1. Limited time only! Sign up for a free 30min personal tutor trial with Chegg Tutors
    Dismiss Notice
Dismiss Notice
Join Physics Forums Today!
The friendliest, high quality science and math community on the planet! Everyone who loves science is here!

Circuit +/- question

  1. Oct 2, 2011 #1
    1. The problem statement, all variables and given/known data
    I attached the pic of the problem. Note: I left half the diagram off because this part of the question only concerns this part. It wants me to find the potential difference between point a and point b. The answer is supposed to be 1V, but I don't get why. The current was for the 3 ohm resistor was given to be 2A (you won't get this answer if you try to solve for it because I left out half the diagram). When you move down the wire you gain 5V then drop (3)(2) which gives -1V. Am I misunderstandingthis question?


    2. Relevant equations



    3. The attempt at a solution
     

    Attached Files:

  2. jcsd
  3. Oct 2, 2011 #2

    lewando

    User Avatar
    Gold Member

    This alone could be ambiguous. You should pick a reference terminal. How about "b" for this circuit. You want to know the voltage at "a" relative to "b" (va - vb).

    When you consider the 2A current moving through the loop, it will move in a counterclockwise manner (agree?). 2A encountering a 3-ohm resistor will result in a 6V drop with respect to the terminal that the current enters (teminal b).

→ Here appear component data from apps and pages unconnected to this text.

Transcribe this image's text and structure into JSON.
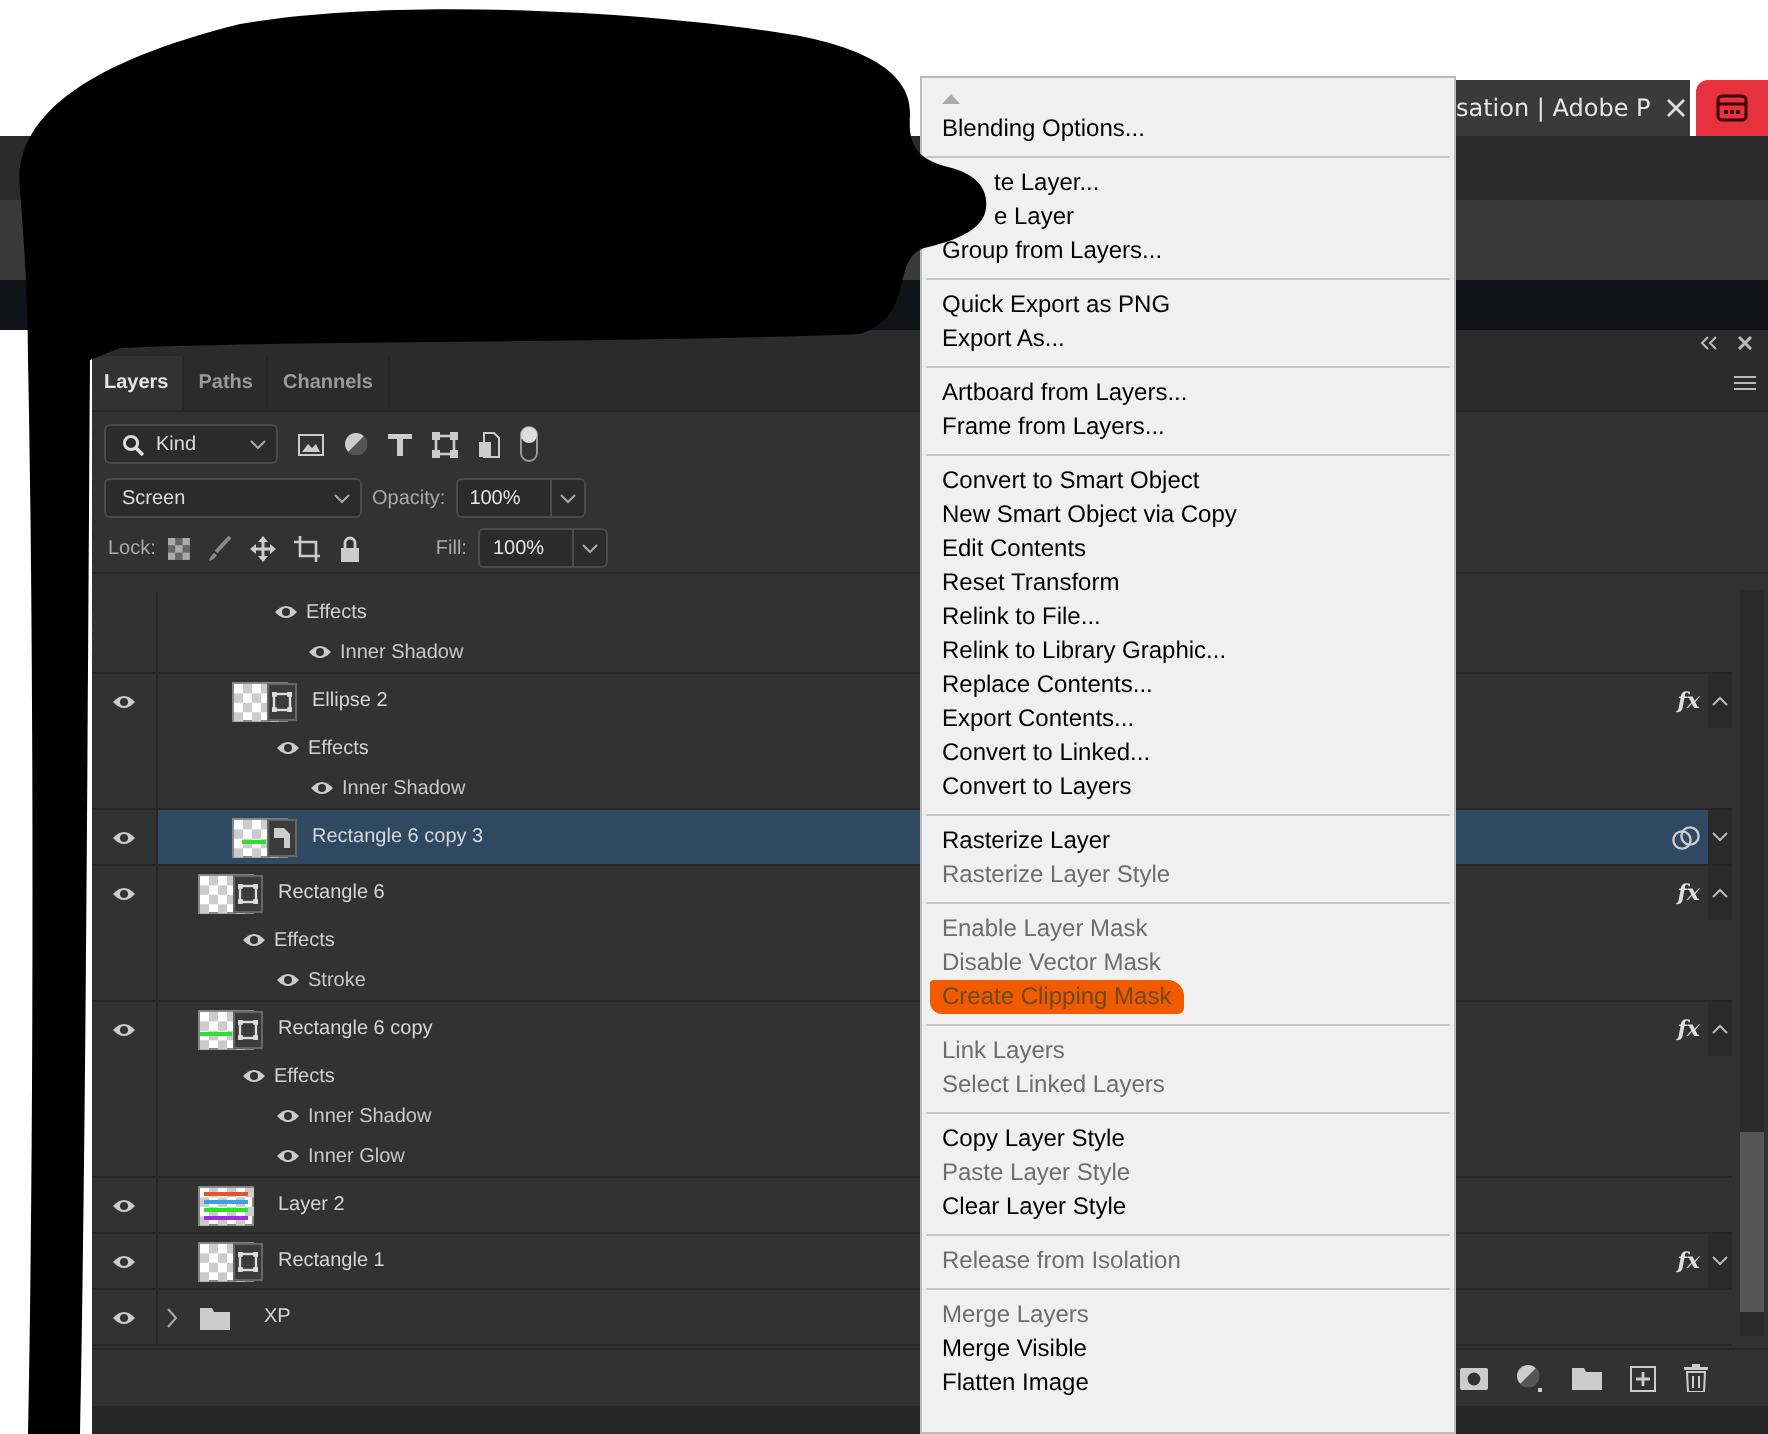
{
  "browser_tab": {
    "title": "sation | Adobe P"
  },
  "panel": {
    "tabs": [
      {
        "label": "Layers",
        "selected": true
      },
      {
        "label": "Paths",
        "selected": false
      },
      {
        "label": "Channels",
        "selected": false
      }
    ],
    "filter": {
      "value": "Kind"
    },
    "blend_mode": "Screen",
    "opacity_label": "Opacity:",
    "opacity": "100%",
    "lock_label": "Lock:",
    "fill_label": "Fill:",
    "fill": "100%"
  },
  "layers": [
    {
      "kind": "effects",
      "label": "Effects",
      "visible": true,
      "children": [
        {
          "kind": "effect",
          "label": "Inner Shadow",
          "visible": true
        }
      ]
    },
    {
      "kind": "layer",
      "thumbnail": {
        "kind": "shape"
      },
      "name": "Ellipse 2",
      "visible": true,
      "selected": false,
      "clipped": true,
      "badge": "fx",
      "expanded": true,
      "children": [
        {
          "kind": "effects",
          "label": "Effects",
          "visible": true,
          "children": [
            {
              "kind": "effect",
              "label": "Inner Shadow",
              "visible": true
            }
          ]
        }
      ]
    },
    {
      "kind": "layer",
      "thumbnail": {
        "kind": "smart"
      },
      "name": "Rectangle 6 copy 3",
      "visible": true,
      "selected": true,
      "clipped": true,
      "expanded": false
    },
    {
      "kind": "layer",
      "thumbnail": {
        "kind": "shape"
      },
      "name": "Rectangle 6",
      "visible": true,
      "selected": false,
      "clipped": false,
      "badge": "fx",
      "expanded": true,
      "children": [
        {
          "kind": "effects",
          "label": "Effects",
          "visible": true,
          "children": [
            {
              "kind": "effect",
              "label": "Stroke",
              "visible": true
            }
          ]
        }
      ]
    },
    {
      "kind": "layer",
      "thumbnail": {
        "kind": "shape-line"
      },
      "name": "Rectangle 6 copy",
      "visible": true,
      "selected": false,
      "clipped": false,
      "badge": "fx",
      "expanded": true,
      "children": [
        {
          "kind": "effects",
          "label": "Effects",
          "visible": true,
          "children": [
            {
              "kind": "effect",
              "label": "Inner Shadow",
              "visible": true
            },
            {
              "kind": "effect",
              "label": "Inner Glow",
              "visible": true
            }
          ]
        }
      ]
    },
    {
      "kind": "layer",
      "thumbnail": {
        "kind": "pixel"
      },
      "name": "Layer 2",
      "visible": true,
      "selected": false,
      "clipped": false
    },
    {
      "kind": "layer",
      "thumbnail": {
        "kind": "shape"
      },
      "name": "Rectangle 1",
      "visible": true,
      "selected": false,
      "clipped": false,
      "badge": "fx",
      "expanded": false
    },
    {
      "kind": "group",
      "name": "XP",
      "visible": true,
      "selected": false,
      "clipped": false,
      "expanded": false
    }
  ],
  "context_menu": {
    "groups": [
      [
        {
          "label": "Blending Options...",
          "disabled": false,
          "covered": false,
          "marked": false
        }
      ],
      [
        {
          "label": "te Layer...",
          "disabled": false,
          "covered": true,
          "marked": false
        },
        {
          "label": "e Layer",
          "disabled": false,
          "covered": true,
          "marked": false
        },
        {
          "label": "Group from Layers...",
          "disabled": false,
          "covered": false,
          "marked": false
        }
      ],
      [
        {
          "label": "Quick Export as PNG",
          "disabled": false,
          "covered": false,
          "marked": false
        },
        {
          "label": "Export As...",
          "disabled": false,
          "covered": false,
          "marked": false
        }
      ],
      [
        {
          "label": "Artboard from Layers...",
          "disabled": false,
          "covered": false,
          "marked": false
        },
        {
          "label": "Frame from Layers...",
          "disabled": false,
          "covered": false,
          "marked": false
        }
      ],
      [
        {
          "label": "Convert to Smart Object",
          "disabled": false,
          "covered": false,
          "marked": false
        },
        {
          "label": "New Smart Object via Copy",
          "disabled": false,
          "covered": false,
          "marked": false
        },
        {
          "label": "Edit Contents",
          "disabled": false,
          "covered": false,
          "marked": false
        },
        {
          "label": "Reset Transform",
          "disabled": false,
          "covered": false,
          "marked": false
        },
        {
          "label": "Relink to File...",
          "disabled": false,
          "covered": false,
          "marked": false
        },
        {
          "label": "Relink to Library Graphic...",
          "disabled": false,
          "covered": false,
          "marked": false
        },
        {
          "label": "Replace Contents...",
          "disabled": false,
          "covered": false,
          "marked": false
        },
        {
          "label": "Export Contents...",
          "disabled": false,
          "covered": false,
          "marked": false
        },
        {
          "label": "Convert to Linked...",
          "disabled": false,
          "covered": false,
          "marked": false
        },
        {
          "label": "Convert to Layers",
          "disabled": false,
          "covered": false,
          "marked": false
        }
      ],
      [
        {
          "label": "Rasterize Layer",
          "disabled": false,
          "covered": false,
          "marked": false
        },
        {
          "label": "Rasterize Layer Style",
          "disabled": true,
          "covered": false,
          "marked": false
        }
      ],
      [
        {
          "label": "Enable Layer Mask",
          "disabled": true,
          "covered": false,
          "marked": false
        },
        {
          "label": "Disable Vector Mask",
          "disabled": true,
          "covered": false,
          "marked": false
        },
        {
          "label": "Create Clipping Mask",
          "disabled": true,
          "covered": false,
          "marked": true
        }
      ],
      [
        {
          "label": "Link Layers",
          "disabled": true,
          "covered": false,
          "marked": false
        },
        {
          "label": "Select Linked Layers",
          "disabled": true,
          "covered": false,
          "marked": false
        }
      ],
      [
        {
          "label": "Copy Layer Style",
          "disabled": false,
          "covered": false,
          "marked": false
        },
        {
          "label": "Paste Layer Style",
          "disabled": true,
          "covered": false,
          "marked": false
        },
        {
          "label": "Clear Layer Style",
          "disabled": false,
          "covered": false,
          "marked": false
        }
      ],
      [
        {
          "label": "Release from Isolation",
          "disabled": true,
          "covered": false,
          "marked": false
        }
      ],
      [
        {
          "label": "Merge Layers",
          "disabled": true,
          "covered": false,
          "marked": false
        },
        {
          "label": "Merge Visible",
          "disabled": false,
          "covered": false,
          "marked": false
        },
        {
          "label": "Flatten Image",
          "disabled": false,
          "covered": false,
          "marked": false
        }
      ]
    ]
  }
}
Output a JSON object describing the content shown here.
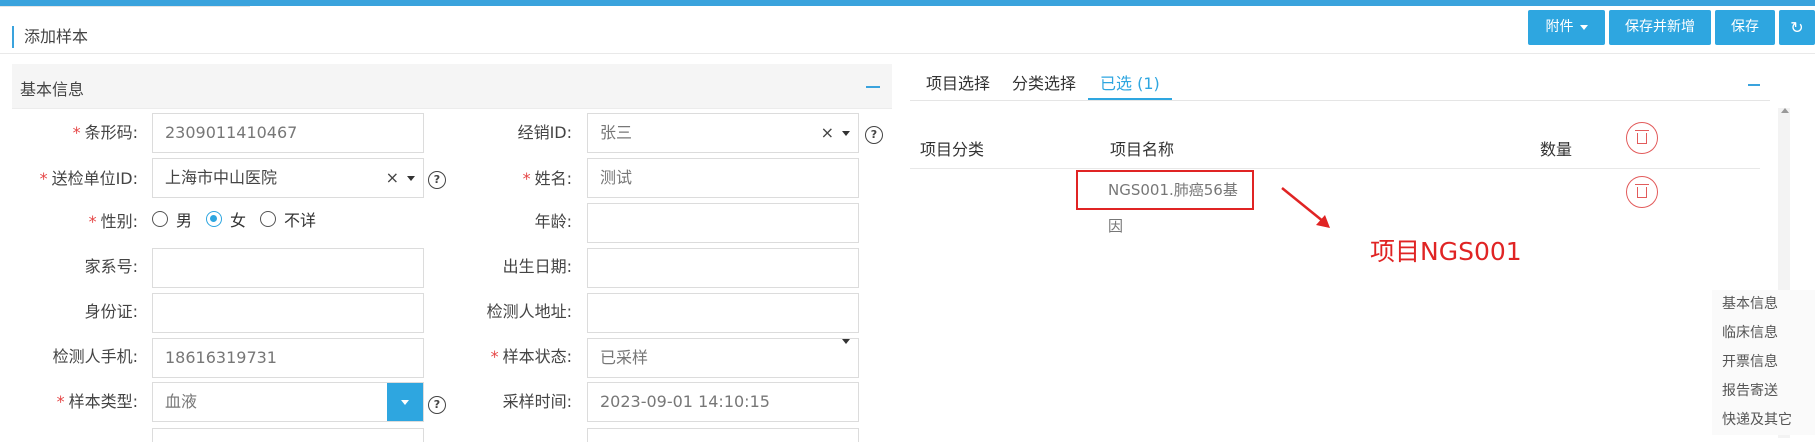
{
  "page": {
    "title": "添加样本"
  },
  "toolbar": {
    "attach": "附件",
    "save_new": "保存并新增",
    "save": "保存"
  },
  "basic_info": {
    "title": "基本信息",
    "fields": {
      "barcode": {
        "label": "条形码:",
        "value": "2309011410467",
        "required": true
      },
      "sales_id": {
        "label": "经销ID:",
        "value": "张三"
      },
      "unit": {
        "label": "送检单位ID:",
        "value": "上海市中山医院",
        "required": true
      },
      "name": {
        "label": "姓名:",
        "value": "测试",
        "required": true
      },
      "gender": {
        "label": "性别:",
        "options": [
          "男",
          "女",
          "不详"
        ],
        "selected": "女",
        "required": true
      },
      "age": {
        "label": "年龄:",
        "value": ""
      },
      "family": {
        "label": "家系号:",
        "value": ""
      },
      "birth": {
        "label": "出生日期:",
        "value": ""
      },
      "idcard": {
        "label": "身份证:",
        "value": ""
      },
      "address": {
        "label": "检测人地址:",
        "value": ""
      },
      "phone": {
        "label": "检测人手机:",
        "value": "18616319731"
      },
      "status": {
        "label": "样本状态:",
        "value": "已采样",
        "required": true
      },
      "type": {
        "label": "样本类型:",
        "value": "血液",
        "required": true
      },
      "sample_time": {
        "label": "采样时间:",
        "value": "2023-09-01 14:10:15"
      }
    }
  },
  "right": {
    "tabs": [
      "项目选择",
      "分类选择",
      "已选 (1)"
    ],
    "active_tab": 2,
    "columns": [
      "项目分类",
      "项目名称",
      "数量"
    ],
    "rows": [
      {
        "category": "",
        "name": "NGS001.肺癌56基因",
        "qty": ""
      }
    ],
    "annotation": "项目NGS001"
  },
  "side_nav": [
    "基本信息",
    "临床信息",
    "开票信息",
    "报告寄送",
    "快递及其它"
  ]
}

    Does this bring you closer to an understanding?
     
  4. Oct 2, 2011 #3

    PeterO

    User Avatar
    Homework Helper

    The current of 2A in the 3 ohm resistor means the voltage drops 6 V across it. You then gain 5V across the battery, so the net drop is 1 Volt, so your reasoning is understandable if not correct.

    The difference between two numbers is always positive, so the difference is 1V, never -1V

    Subtraction can give a negative answer, difference never gives a negative answer.
     
  5. Oct 2, 2011 #4
    Yeah I think so, I wasn't thinking about the CCW and CW thing.
    I think this makes more sense to me from a non physics major point of view. Is this absolute that the difference between 2 #s is always positive?
     
  6. Oct 2, 2011 #5

    lewando

    User Avatar
    Gold Member

    "1V" is the absolute value of the potential difference. Since the original question did not specify a reference terminal, this could be a valid answer. I personally think you should always designate a reference terminal and stipulate this when you submit your answer.
     
  7. Oct 2, 2011 #6
    wait so if I picked B as my reference terminal that means I drop 6V after current goes thru the resistor. then gain 5V after going thru the battery. Wouldn't that give me -1V?
     
  8. Oct 2, 2011 #7

    lewando

    User Avatar
    Gold Member

    Yes.
     
  9. Oct 2, 2011 #8

    PeterO

    User Avatar
    Homework Helper

    Try buying a -9V battery at the electronics shop!!!

    dif·fer·ence (dfr-ns, dfrns)
    n.
    1. The quality or condition of being unlike or dissimilar.
    2.
    a. An instance of disparity or unlikeness.
    b. A degree or amount by which things differ.
    c. A specific point or element that distinguishes one thing from another.
    3. A noticeable change or effect: Exercise has made a difference in her health.
    4.
    a. A disagreement or controversy.
    b. A cause of a disagreement or controversy.
    5. Discrimination in taste or choice; distinction.
    6. Mathematics
    a. The amount by which one quantity is greater or less than another.
    b. The amount that remains after one quantity is subtracted from another.


    The word amount means we are looking at the magnitude only.
     
  10. Oct 2, 2011 #9

    PeterO

    User Avatar
    Homework Helper

    A relative potential of -1V , yes. So a potential difference of 1V. Potential can be negative, Potential difference cannot.

    eg suppose the potential of b was 17 Volts [and it can be made that].
    After the resistor we are down to 11V, then after the Battery we are back to 16. A potential difference of 1V.
     
  11. Oct 2, 2011 #10

    lewando

    User Avatar
    Gold Member

    In many applications, exactitude of language is critical. I think that this question has some room for interpretation--it doesn't make it a bad question, just that it requires you to state your answer using terms that express exactly how you mean it to be.
     
  12. Oct 2, 2011 #11

    phinds

    User Avatar
    Gold Member
    2016 Award

    Yes, that's what "difference" means in this case ... the MAGNITUDE of what you get from one minus the other, not a signed value.
     
Know someone interested in this topic? Share this thread via Reddit, Google+, Twitter, or Facebook




Similar Discussions: Circuit +/- question
  1. AND and OR circuits (Replies: 9)

Loading...